Protesters again took to the streets in Budapest to demonstrate against the “slave law” on Thursday evening. The demonstration started peacefully but police later responded to aggressive protestors with teargas.
MTI correspondents reported from the site that several protesters were wearing masks despite the organisers asking participants at the start of the event not to cover their faces. The demonstration was announced by the Free University and Students Trade Union student groups. The crowd started moving from Kossuth Square near Parliament at 6pm and crossed over to Buda on Margaret Bridge where they marched along the riverbank and returned to Pest over Chain Bridge.
The crowd stopped in front of the prosecutor’ office in Marko Street and chanted “we demand free courts!” before moving back to Kossuth Square in front of Parliament where they almost completely filled the square. Some of the participants were holding Hungarian and European Union flags, as well as flags of the opposition Momentum, Jobbik, LMP and Parbeszed parties.
Police formed several lines on the steps of the Parliament to protect the building.
The police chief said that police have been instructed to wear protective gear, including body shields and helmets.
According to the opposition parties, this week’s parliamentary sessions were not conducted lawfully. At a news conference held after Thursday’s House Rules Committee meeting, Tamas Harangozo, the Socialist Party’s deputy group leader, said Monday’s parliamentary agenda had been adopted unlawfully, since the opposition parties’ proposed amendments should have been voted on separately and not all in one go. From that time on, the entire week’s sessions and fines meted out to opposition lawmakers were illegal, he insisted.
In lieu of the disruptive action the opposition took on Monday, Speaker of Parliament Laszlo Kover today proposed fines of 400,000-600,000 forints (EUR 1,235-1,850) to be paid by Socialist lawmakers Bertalan Toth, Ildiko Borbely Bango, Tamas Harangozo, Agnes Kunhalmi, Sandor Szabo and Bence Tordai (Parbeszed), and Laszlo Varju (Democratic Coalition). The speaker’s proposal must be approved by the Parliament. Meanwhile, the Socialist Party leader said his party had organised Wednesday’s disruptive action in parliament. Bertalan Toth told a press conference that he had got members of his own parliamentary group and other parties to mount the protest at the speaker’s podium but he had told the lawmakers not to commit any violent act. He said he would stand in solidarity with his fellow opposition MPs whatever may take place in the coming period. He added that he rejected the speaker’s “threats” of punishment.
Toth said Socialist MPs took responsibility for their actions because they consider the procedure to adopt the “slave law” illegal and unlawful. He vowed to do everything possible to “eliminate” the law, and he called on the opposition parties to unite on the issue.

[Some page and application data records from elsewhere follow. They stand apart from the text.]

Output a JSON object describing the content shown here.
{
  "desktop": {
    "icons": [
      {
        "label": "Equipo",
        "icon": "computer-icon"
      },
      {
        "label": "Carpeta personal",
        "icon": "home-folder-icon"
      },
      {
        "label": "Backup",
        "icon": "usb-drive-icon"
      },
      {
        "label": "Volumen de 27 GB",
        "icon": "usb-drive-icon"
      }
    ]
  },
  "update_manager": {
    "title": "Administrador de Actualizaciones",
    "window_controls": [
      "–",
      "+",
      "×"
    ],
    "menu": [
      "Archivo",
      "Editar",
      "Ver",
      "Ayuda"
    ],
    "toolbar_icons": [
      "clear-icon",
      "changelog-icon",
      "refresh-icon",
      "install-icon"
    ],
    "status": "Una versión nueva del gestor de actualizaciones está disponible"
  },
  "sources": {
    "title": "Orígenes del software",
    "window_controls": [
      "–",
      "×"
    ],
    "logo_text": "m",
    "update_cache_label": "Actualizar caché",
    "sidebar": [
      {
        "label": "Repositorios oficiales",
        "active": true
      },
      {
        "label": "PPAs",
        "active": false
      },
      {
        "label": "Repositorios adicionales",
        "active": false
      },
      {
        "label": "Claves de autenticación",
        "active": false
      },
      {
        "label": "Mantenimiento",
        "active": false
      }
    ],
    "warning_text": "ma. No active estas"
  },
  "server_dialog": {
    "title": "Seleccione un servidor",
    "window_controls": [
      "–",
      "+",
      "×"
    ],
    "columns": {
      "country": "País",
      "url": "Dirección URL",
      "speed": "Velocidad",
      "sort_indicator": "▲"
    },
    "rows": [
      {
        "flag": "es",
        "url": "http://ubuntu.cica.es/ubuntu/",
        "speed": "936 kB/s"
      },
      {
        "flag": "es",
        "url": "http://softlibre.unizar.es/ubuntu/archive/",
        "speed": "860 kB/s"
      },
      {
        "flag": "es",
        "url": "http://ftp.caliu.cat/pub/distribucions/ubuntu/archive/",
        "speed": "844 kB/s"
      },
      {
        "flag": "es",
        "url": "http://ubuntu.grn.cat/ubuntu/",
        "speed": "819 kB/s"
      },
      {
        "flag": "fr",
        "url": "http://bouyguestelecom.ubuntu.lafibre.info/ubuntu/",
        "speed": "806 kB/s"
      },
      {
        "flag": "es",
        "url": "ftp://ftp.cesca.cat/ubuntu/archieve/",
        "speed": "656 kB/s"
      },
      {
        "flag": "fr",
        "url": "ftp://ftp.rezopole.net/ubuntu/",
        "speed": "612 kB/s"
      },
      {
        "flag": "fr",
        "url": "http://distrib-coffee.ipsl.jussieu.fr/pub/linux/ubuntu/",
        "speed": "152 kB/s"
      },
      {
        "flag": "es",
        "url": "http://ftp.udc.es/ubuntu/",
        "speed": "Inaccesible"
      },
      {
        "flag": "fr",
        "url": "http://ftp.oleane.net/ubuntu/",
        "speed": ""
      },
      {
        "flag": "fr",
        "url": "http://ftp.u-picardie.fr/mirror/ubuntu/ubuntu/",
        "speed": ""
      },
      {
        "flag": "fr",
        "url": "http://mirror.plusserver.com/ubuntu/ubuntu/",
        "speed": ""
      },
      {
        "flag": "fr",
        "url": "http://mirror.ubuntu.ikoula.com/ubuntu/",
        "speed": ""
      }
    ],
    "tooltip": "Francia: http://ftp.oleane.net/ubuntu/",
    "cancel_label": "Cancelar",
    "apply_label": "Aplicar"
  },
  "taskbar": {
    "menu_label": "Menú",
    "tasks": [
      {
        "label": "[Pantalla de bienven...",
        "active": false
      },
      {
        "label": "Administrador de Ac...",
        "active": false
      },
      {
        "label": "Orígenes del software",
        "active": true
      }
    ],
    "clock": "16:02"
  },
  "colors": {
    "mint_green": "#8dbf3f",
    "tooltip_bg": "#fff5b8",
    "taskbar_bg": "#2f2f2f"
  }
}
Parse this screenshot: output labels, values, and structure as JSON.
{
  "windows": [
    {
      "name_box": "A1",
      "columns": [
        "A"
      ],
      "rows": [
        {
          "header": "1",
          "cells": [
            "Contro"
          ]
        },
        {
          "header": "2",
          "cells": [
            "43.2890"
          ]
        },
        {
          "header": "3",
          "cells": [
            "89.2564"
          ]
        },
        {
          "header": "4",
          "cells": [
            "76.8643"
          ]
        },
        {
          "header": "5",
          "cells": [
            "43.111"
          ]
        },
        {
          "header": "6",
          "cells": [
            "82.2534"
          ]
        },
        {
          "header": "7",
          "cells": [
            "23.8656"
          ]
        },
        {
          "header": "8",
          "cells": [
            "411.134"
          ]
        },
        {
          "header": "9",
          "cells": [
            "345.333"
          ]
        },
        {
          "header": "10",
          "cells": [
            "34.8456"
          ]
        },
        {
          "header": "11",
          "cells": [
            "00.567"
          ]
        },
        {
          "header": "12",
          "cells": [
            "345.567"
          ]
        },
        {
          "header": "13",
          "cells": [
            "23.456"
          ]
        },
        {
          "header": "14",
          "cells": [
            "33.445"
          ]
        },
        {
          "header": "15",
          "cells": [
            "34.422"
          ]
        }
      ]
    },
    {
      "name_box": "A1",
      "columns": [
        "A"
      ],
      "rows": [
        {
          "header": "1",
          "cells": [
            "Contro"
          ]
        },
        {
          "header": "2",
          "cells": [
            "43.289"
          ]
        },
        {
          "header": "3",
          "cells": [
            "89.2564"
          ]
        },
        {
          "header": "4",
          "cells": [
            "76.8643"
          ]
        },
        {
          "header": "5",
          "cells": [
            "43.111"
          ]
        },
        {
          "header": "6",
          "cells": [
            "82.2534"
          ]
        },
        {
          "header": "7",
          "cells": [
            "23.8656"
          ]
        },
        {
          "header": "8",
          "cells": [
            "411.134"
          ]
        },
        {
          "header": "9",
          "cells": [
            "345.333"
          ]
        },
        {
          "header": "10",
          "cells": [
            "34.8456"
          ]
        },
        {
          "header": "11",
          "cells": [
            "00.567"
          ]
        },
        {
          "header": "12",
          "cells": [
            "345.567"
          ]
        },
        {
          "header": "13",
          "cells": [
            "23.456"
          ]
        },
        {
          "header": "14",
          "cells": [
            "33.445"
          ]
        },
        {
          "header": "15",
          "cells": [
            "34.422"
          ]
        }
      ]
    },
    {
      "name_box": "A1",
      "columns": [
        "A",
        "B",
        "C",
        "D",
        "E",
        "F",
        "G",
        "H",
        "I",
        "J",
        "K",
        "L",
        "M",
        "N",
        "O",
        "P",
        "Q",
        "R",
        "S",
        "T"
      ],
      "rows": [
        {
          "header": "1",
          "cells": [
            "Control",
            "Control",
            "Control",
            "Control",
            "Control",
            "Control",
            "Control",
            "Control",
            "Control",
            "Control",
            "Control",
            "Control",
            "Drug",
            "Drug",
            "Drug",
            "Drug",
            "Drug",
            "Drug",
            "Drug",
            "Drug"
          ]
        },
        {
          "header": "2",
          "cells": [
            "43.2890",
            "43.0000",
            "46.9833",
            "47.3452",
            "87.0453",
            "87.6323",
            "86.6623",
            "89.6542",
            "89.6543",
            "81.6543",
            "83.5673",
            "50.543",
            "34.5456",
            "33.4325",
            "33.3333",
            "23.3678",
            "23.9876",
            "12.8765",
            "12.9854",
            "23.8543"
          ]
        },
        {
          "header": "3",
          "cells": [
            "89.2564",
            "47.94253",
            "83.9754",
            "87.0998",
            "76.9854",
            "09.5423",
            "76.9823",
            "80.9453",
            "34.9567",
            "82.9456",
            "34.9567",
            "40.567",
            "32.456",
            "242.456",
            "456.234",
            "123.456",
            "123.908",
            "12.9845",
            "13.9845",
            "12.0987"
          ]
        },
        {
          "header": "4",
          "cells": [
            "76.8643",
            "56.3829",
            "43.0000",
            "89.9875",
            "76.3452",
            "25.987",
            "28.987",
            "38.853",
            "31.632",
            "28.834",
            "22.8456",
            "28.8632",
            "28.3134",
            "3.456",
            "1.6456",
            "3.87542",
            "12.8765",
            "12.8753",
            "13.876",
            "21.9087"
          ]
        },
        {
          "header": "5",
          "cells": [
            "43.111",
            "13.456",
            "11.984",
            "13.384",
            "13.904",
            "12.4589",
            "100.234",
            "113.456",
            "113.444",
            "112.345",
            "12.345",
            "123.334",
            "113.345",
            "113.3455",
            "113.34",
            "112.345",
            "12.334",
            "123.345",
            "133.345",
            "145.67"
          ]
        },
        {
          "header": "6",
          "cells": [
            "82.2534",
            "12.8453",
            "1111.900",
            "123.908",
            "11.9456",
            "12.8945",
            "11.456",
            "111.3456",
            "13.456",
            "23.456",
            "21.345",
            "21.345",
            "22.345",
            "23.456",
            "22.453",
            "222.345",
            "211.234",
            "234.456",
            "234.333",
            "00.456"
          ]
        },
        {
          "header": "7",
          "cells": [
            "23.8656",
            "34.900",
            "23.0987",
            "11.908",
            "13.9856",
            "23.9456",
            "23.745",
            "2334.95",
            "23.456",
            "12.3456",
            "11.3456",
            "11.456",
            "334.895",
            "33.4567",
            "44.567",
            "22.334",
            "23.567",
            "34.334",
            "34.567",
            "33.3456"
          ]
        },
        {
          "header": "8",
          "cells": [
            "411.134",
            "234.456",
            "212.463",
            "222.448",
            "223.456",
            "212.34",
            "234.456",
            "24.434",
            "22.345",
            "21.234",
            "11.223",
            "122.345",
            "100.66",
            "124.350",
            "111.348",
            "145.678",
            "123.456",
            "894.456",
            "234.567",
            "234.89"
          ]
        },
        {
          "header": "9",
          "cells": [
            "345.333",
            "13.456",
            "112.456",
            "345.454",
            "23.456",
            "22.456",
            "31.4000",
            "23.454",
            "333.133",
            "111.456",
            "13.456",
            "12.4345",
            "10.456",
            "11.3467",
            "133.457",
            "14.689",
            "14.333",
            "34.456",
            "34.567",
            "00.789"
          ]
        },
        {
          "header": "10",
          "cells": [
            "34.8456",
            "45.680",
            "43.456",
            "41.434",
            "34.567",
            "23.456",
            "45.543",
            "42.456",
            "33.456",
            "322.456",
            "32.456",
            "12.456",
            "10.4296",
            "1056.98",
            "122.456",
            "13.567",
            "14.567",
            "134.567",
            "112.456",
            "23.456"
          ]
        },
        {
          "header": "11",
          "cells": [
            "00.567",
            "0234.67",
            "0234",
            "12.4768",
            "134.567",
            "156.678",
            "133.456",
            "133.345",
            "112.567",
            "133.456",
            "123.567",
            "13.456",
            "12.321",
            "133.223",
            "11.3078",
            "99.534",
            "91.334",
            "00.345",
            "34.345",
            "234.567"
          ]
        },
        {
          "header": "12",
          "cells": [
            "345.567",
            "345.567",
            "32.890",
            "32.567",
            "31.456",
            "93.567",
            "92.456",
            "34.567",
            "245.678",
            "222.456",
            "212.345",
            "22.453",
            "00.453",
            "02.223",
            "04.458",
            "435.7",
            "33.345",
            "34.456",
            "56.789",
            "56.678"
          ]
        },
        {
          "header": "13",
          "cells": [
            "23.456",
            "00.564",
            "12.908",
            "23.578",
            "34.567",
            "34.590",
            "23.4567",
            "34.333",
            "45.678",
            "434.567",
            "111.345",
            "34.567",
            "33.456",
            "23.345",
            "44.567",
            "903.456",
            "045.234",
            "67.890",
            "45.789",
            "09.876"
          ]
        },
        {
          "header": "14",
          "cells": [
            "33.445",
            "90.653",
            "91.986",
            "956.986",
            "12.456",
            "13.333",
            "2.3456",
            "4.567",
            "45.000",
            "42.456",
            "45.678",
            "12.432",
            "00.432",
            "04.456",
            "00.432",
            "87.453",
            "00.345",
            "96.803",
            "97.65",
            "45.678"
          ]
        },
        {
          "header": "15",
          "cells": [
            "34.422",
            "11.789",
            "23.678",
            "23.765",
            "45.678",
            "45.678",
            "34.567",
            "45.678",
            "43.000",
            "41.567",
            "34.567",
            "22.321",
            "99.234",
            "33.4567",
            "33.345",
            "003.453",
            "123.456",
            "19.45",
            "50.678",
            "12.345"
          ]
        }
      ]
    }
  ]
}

An opposition Jobbik party official said the “illegitimate slave law” would bring Hungarian workers to their knees. Janos Stummer, the party’s deputy leader, told a separate news conference that Orban’s government had acted “against the Hungarian nation” by adopting the law amendment which, he insisted, was rejected by the majority of employees in the country. He slammed the government for allowing MPs in Wednesday’s session to vote without their parliamentary identity cards. He also said unauthorised people had been allowed in the chamber, including armed bodyguards.
“What is this if not trampling all over Hungarian democracy and Hungarian democratic traditions?” Stummer also criticised left-wing MPs who “behaved in a manner unworthy of their position”.
He also condemned public protesters outside Parliament who damaged the country’s Christmas tree in Kossuth Square and who threw eggs at Parliament during a demonstration in the evening.
The Fidesz parliamentary group said in a statement in reaction to Toth’s press conference that the Socialists MPs who whipped up a disturbance in parliament were the same ones who, when in government, had “made a million people unemployed”. “The opposition, in a hopeless position, made clowns of themselves in parliament, acting aggressively and colluding with the Soros organisations that organised violent street protests,” the ruling party said.
Fidesz, it added, was “on the side of employees” and had always been a government of job creation. “The point of the labour code amendment is to ensure that those who want to work and earn more don’t face bureaucratic obstacles,” the statement said.
Source and photo: MTI